● **Assignment**:
Print each record below word for word.

┌─ Provided data

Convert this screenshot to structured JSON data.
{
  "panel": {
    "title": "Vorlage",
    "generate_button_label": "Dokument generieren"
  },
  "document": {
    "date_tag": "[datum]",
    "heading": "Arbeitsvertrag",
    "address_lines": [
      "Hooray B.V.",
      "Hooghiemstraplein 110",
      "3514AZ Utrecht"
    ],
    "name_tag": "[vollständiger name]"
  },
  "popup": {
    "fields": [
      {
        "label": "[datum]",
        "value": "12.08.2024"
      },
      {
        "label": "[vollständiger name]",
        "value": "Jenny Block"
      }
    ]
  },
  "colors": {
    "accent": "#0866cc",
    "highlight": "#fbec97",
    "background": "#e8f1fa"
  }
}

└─

● **Finished exercise**:
Convert this screenshot to structured JSON data.
{
  "panel": {
    "title": "Vorlage",
    "generate_button_label": "Dokument generieren"
  },
  "document": {
    "date_tag": "[datum]",
    "heading": "Arbeitsvertrag",
    "address_lines": [
      "Hooray B.V.",
      "Hooghiemstraplein 110",
      "3514AZ Utrecht"
    ],
    "name_tag": "[vollständiger name]"
  },
  "popup": {
    "fields": [
      {
        "label": "[datum]",
        "value": "12.08.2024"
      },
      {
        "label": "[vollständiger name]",
        "value": "Jenny Block"
      }
    ]
  },
  "colors": {
    "accent": "#0866cc",
    "highlight": "#fbec97",
    "background": "#e8f1fa"
  }
}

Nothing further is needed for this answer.